How do I find a mentor in a field in which I have no background?

I am looking for a mentor in the field of computer programming/network administration.

I was a professional pilot for fifteen years and lost my job 18 months ago. I have a B.S. but that is pretty much what it is so I  went back to school and started taking programming courses. I have academic knowledge of C++ and Java. I am currently studying Linux network administration.

I have no background in computer science or technology. I am drinking from the fire hose, as it were, and teaching myself. I don't want to reinvent the wheel at every step and just need some guidance. I guess I don't know what I don't know. I also don't know what I don't need to know so I might be trying to know it...

I am starting over and fully prepared to do so but I don't have the common core of experience to make sound decisions in this field. I have met with career counselors and they tell me I would be great in sales. Nice to know I have a calling but just not answering my question.

Internships tell me I am too old or have too much experience as a professional (when did that become a negative?). I don't attend school full-time so that disqualifies me from the rest. Entry-level jobs look for years of programming experience and tell me, while I apparently have the one-eye in this particular land of the blind, it is on the wrong side of my head.

I have asked this on Hacker News and StackOverflow but suggestions lean toward languages to study or books to read. All helpful but not relevant. Unless they are and I just don't know enough to recognize it.

Any advice is appreciated.

Kind regards.


maura's picture

To become a pilot you had to do book work and then log a certain amount of time "in the air" with an instructor, right?   Now, in the programming field you've done the book work, but you still need the flight hours before you'll be taken seriously in the field.  You have to show you can actually "land a plane" in the real world before someone's going to pay you to do it.

How about building a shareware program, website, or iPhone app and putting it out here on the interwebs for general use? (Bonus, that's part sales, and even if the career counsellor misread your area of interest, having that skill can come in handy).  How about jumping in and contributing to some open source work using the language or skills you'd like to later use in a paid position? Getting active in the open source world can also help you build your professional network.

Build your reputation by putting out successful, working products, and it will be a lot easier to get your foot in the door. 

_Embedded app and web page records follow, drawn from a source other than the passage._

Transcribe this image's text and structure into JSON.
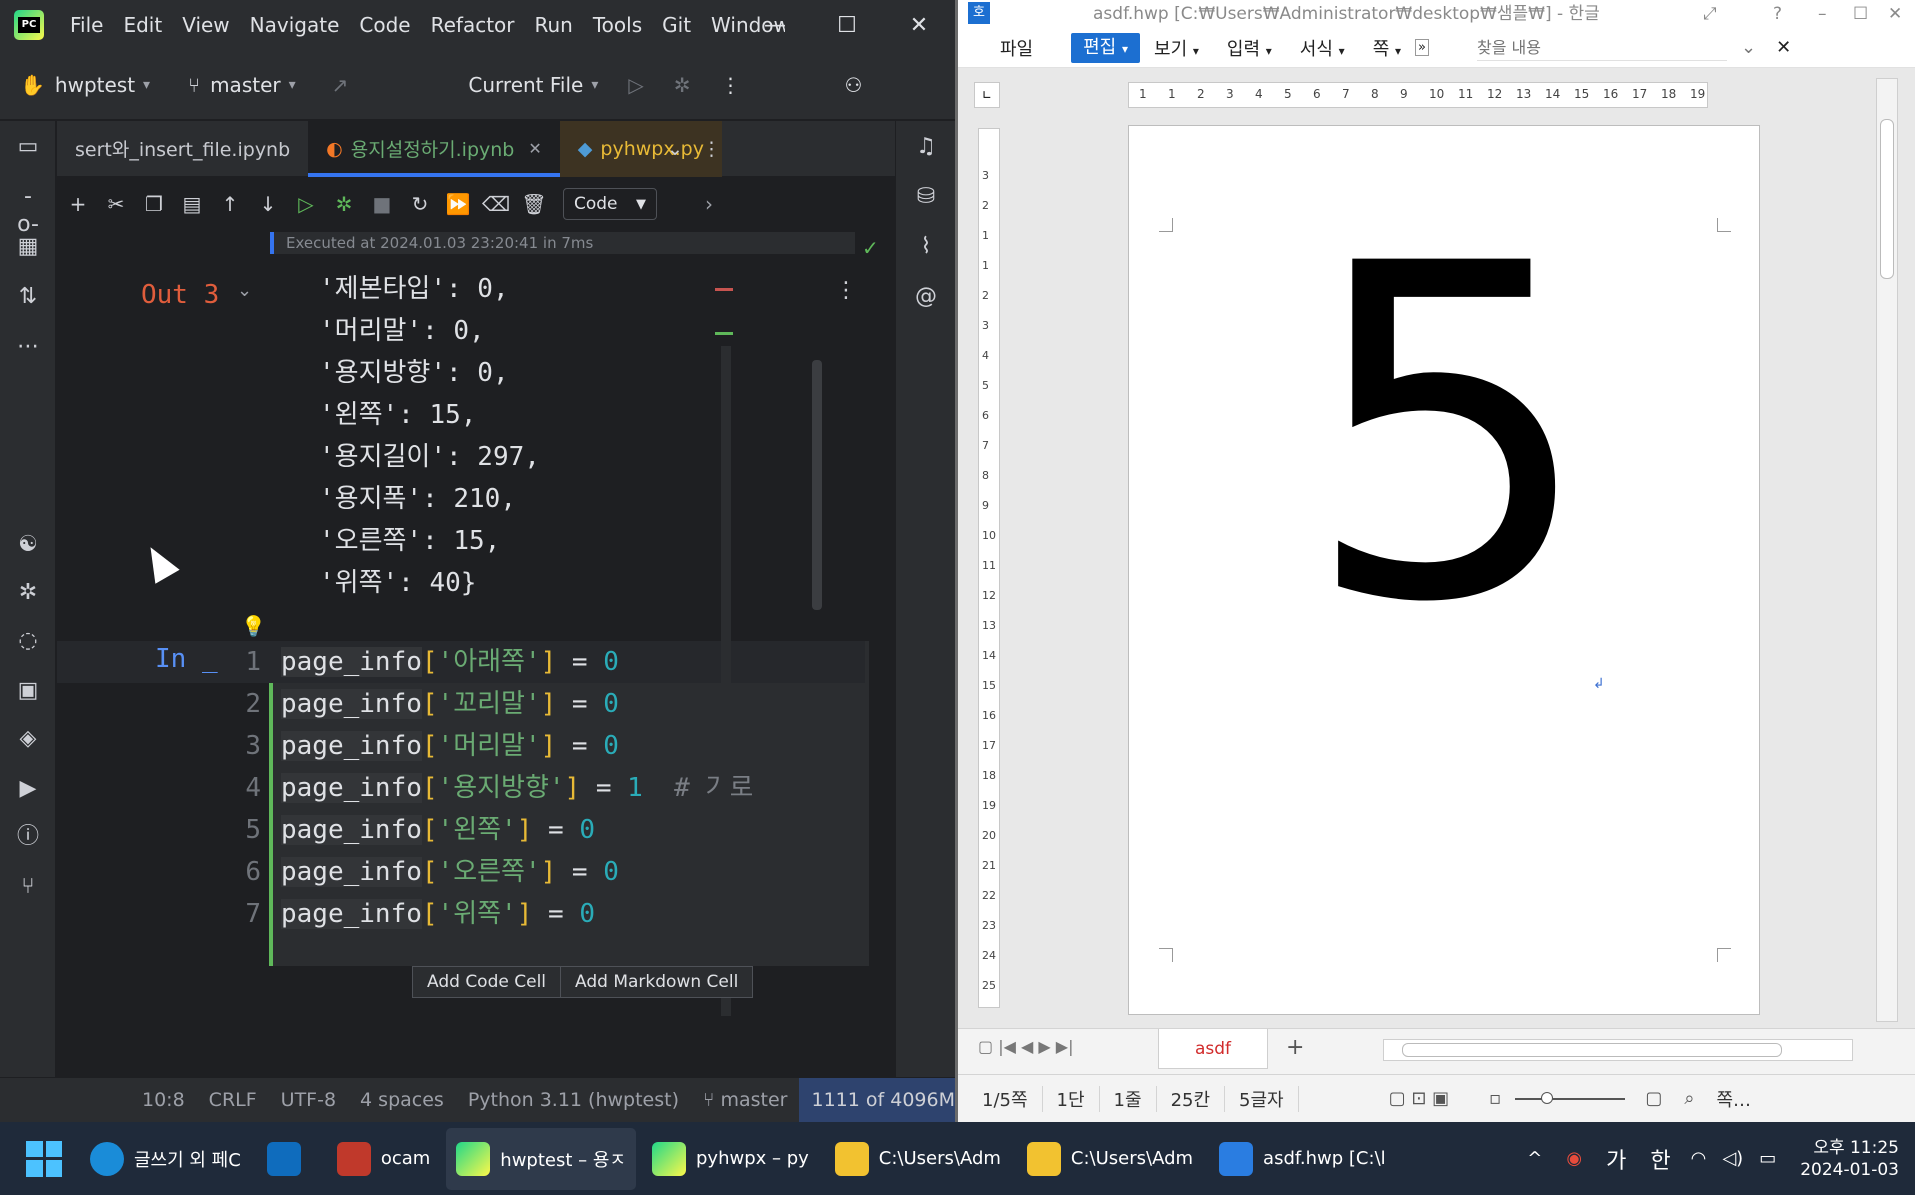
{
  "ide": {
    "menu": [
      "File",
      "Edit",
      "View",
      "Navigate",
      "Code",
      "Refactor",
      "Run",
      "Tools",
      "Git",
      "Window"
    ],
    "project": "hwptest",
    "branch": "master",
    "run_config": "Current File",
    "tabs": [
      {
        "label": "sert와_insert_file.ipynb"
      },
      {
        "label": "용지설정하기.ipynb"
      },
      {
        "label": "pyhwpx.py"
      }
    ],
    "cell_type": "Code",
    "executed_info": "Executed at 2024.01.03 23:20:41 in 7ms",
    "out_label": "Out 3",
    "out_lines": [
      "'제본타입': 0,",
      "'머리말': 0,",
      "'용지방향': 0,",
      "'왼쪽': 15,",
      "'용지길이': 297,",
      "'용지폭': 210,",
      "'오른쪽': 15,",
      "'위쪽': 40}"
    ],
    "in_label": "In _",
    "code_lines": [
      {
        "num": "1",
        "var": "page_info",
        "key": "'아래쪽'",
        "val": "0",
        "comment": ""
      },
      {
        "num": "2",
        "var": "page_info",
        "key": "'꼬리말'",
        "val": "0",
        "comment": ""
      },
      {
        "num": "3",
        "var": "page_info",
        "key": "'머리말'",
        "val": "0",
        "comment": ""
      },
      {
        "num": "4",
        "var": "page_info",
        "key": "'용지방향'",
        "val": "1",
        "comment": "# 가로"
      },
      {
        "num": "5",
        "var": "page_info",
        "key": "'왼쪽'",
        "val": "0",
        "comment": ""
      },
      {
        "num": "6",
        "var": "page_info",
        "key": "'오른쪽'",
        "val": "0",
        "comment": ""
      },
      {
        "num": "7",
        "var": "page_info",
        "key": "'위쪽'",
        "val": "0",
        "comment": ""
      }
    ],
    "add_code_cell": "Add Code Cell",
    "add_markdown_cell": "Add Markdown Cell",
    "status": {
      "position": "10:8",
      "line_sep": "CRLF",
      "encoding": "UTF-8",
      "indent": "4 spaces",
      "interpreter": "Python 3.11 (hwptest)",
      "branch": "master",
      "memory": "1111 of 4096M"
    }
  },
  "hwp": {
    "title": "asdf.hwp [C:₩Users₩Administrator₩desktop₩샘플₩] - 한글",
    "ribbon": [
      "파일",
      "편집",
      "보기",
      "입력",
      "서식",
      "쪽"
    ],
    "search_placeholder": "찾을 내용",
    "ruler_h": [
      "1",
      "1",
      "2",
      "3",
      "4",
      "5",
      "6",
      "7",
      "8",
      "9",
      "10",
      "11",
      "12",
      "13",
      "14",
      "15",
      "16",
      "17",
      "18",
      "19"
    ],
    "ruler_v": [
      "3",
      "2",
      "1",
      "1",
      "2",
      "3",
      "4",
      "5",
      "6",
      "7",
      "8",
      "9",
      "10",
      "11",
      "12",
      "13",
      "14",
      "15",
      "16",
      "17",
      "18",
      "19",
      "20",
      "21",
      "22",
      "23",
      "24",
      "25"
    ],
    "page_content": "5",
    "sheet_tab": "asdf",
    "status": [
      "1/5쪽",
      "1단",
      "1줄",
      "25칸",
      "5글자"
    ],
    "zoom_label": "쪽…"
  },
  "taskbar": {
    "apps": [
      {
        "label": "글쓰기 외 페C",
        "color": "#1a8cd8"
      },
      {
        "label": "",
        "color": "#0f6cbd"
      },
      {
        "label": "ocam",
        "color": "#c0392b"
      },
      {
        "label": "hwptest – 용ㅈ",
        "color": "#21d789"
      },
      {
        "label": "pyhwpx – py",
        "color": "#21d789"
      },
      {
        "label": "C:\\Users\\Adm",
        "color": "#f2c230"
      },
      {
        "label": "C:\\Users\\Adm",
        "color": "#f2c230"
      },
      {
        "label": "asdf.hwp [C:\\l",
        "color": "#2a7de1"
      }
    ],
    "ime1": "가",
    "ime2": "한",
    "time": "오후 11:25",
    "date": "2024-01-03"
  }
}
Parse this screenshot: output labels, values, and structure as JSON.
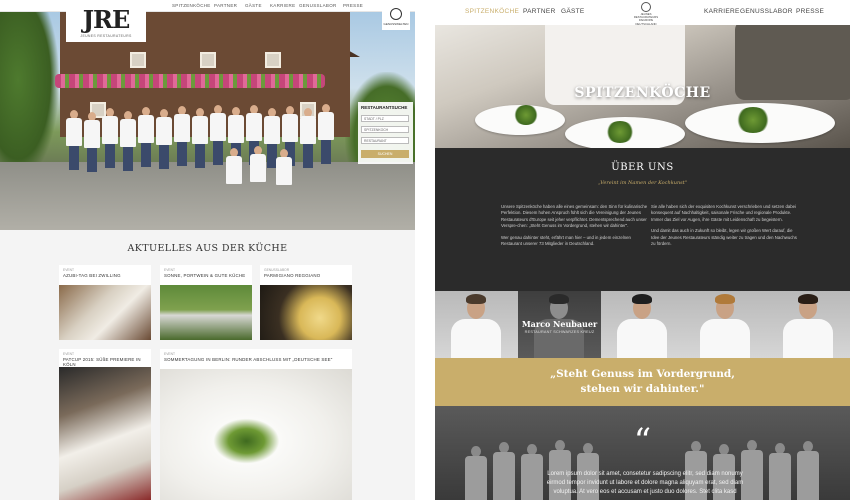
{
  "left": {
    "nav": [
      "SPITZENKÖCHE",
      "PARTNER",
      "GÄSTE",
      "KARRIERE",
      "GENUSSLABOR",
      "PRESSE"
    ],
    "logo": {
      "mark": "JRE",
      "sub": "JEUNES RESTAURATEURS"
    },
    "seal": "GENUSSWELTEN",
    "search": {
      "title": "RESTAURANTSUCHE",
      "fields": [
        "STADT / PLZ",
        "SPITZENKOCH",
        "RESTAURANT"
      ],
      "button": "SUCHEN"
    },
    "section_title": "AKTUELLES AUS DER KÜCHE",
    "cards": [
      {
        "cat": "EVENT",
        "title": "AZUBI-TAG BEI ZWILLING"
      },
      {
        "cat": "EVENT",
        "title": "SONNE, PORTWEIN & GUTE KÜCHE"
      },
      {
        "cat": "GENUSSLABOR",
        "title": "PARMIGIANO REGGIANO"
      },
      {
        "cat": "EVENT",
        "title": "PATCUP 2015: SÜßE PREMIERE IN KÖLN"
      },
      {
        "cat": "EVENT",
        "title": "SOMMERTAGUNG IN BERLIN: RUNDER ABSCHLUSS MIT „DEUTSCHE SEE\""
      }
    ]
  },
  "right": {
    "nav": {
      "left": [
        "SPITZENKÖCHE",
        "PARTNER",
        "GÄSTE"
      ],
      "right": [
        "KARRIERE",
        "GENUSSLABOR",
        "PRESSE"
      ],
      "logo_text": "JEUNES RESTAURATEURS D'EUROPE DEUTSCHLAND"
    },
    "hero_title": "SPITZENKÖCHE",
    "about": {
      "title": "ÜBER UNS",
      "quote": "„Vereint im Namen der Kochkunst\"",
      "col1": [
        "Unsere Spitzenköche haben alle eines gemeinsam: den Sinn für kulinarische Perfektion. Diesem hohen Anspruch fühlt sich die Vereinigung der Jeunes Restaurateurs d'Europe seit jeher verpflichtet. Dementsprechend auch unser Verspre-chen: „Steht Genuss im Vordergrund, stehen wir dahinter\".",
        "Wer genau dahinter steht, erfährt man hier – und in jedem einzelnen Restaurant unserer 73 Mitglieder in Deutschland."
      ],
      "col2": [
        "Sie alle haben sich der exquisiten Kochkunst verschrieben und setzen dabei konsequent auf Nachhaltigkeit, saisonale Frische und regionale Produkte. Immer das Ziel vor Augen, ihre Gäste mit Leidenschaft zu begeistern.",
        "Und damit das auch in Zukunft so bleibt, legen wir großen Wert darauf, die Idee der Jeunes Restaurateurs ständig weiter zu tragen und den Nachwuchs zu fördern."
      ]
    },
    "featured_chef": {
      "name": "Marco Neubauer",
      "restaurant": "RESTAURANT SCHWARZES KREUZ"
    },
    "quote_band": [
      "„Steht Genuss im Vordergrund,",
      "stehen wir dahinter.\""
    ],
    "bottom": {
      "quote_mark": "“",
      "text1": "Lorem ipsum dolor sit amet, consetetur sadipscing elitr, sed diam nonumy",
      "text2": "eirmod tempor invidunt ut labore et dolore magna aliquyam erat, sed diam",
      "text3": "voluptua. At vero eos et accusam et justo duo dolores. Stet clita kasd"
    }
  }
}
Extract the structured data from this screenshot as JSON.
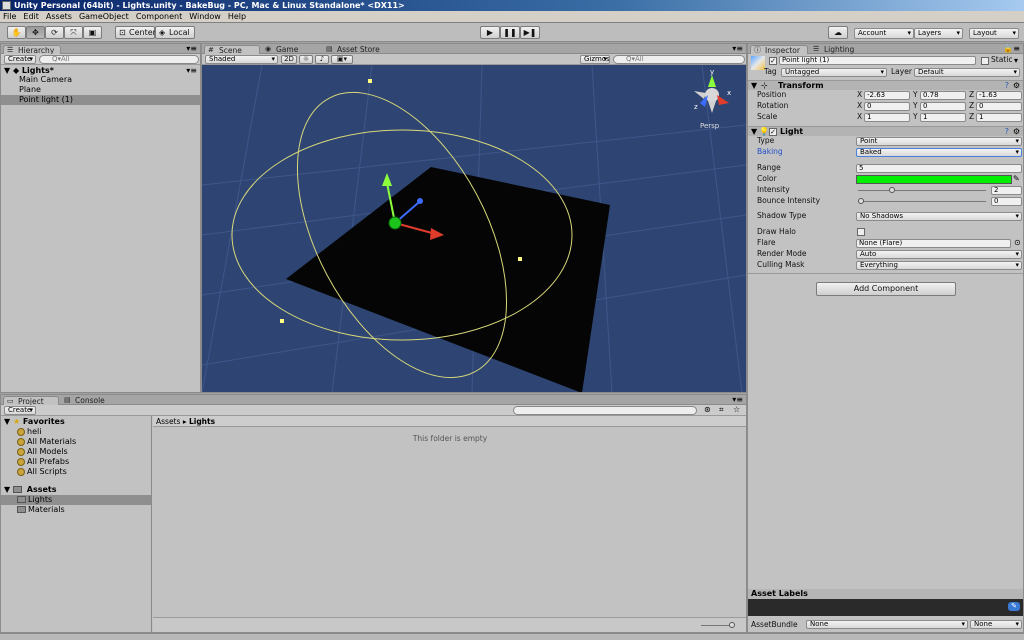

mpnikolic's picture

Thank you. I started doing some documentation for open source projects. I am also teaching myself android app development, in order to create something.

Thanks again.

M Nikolic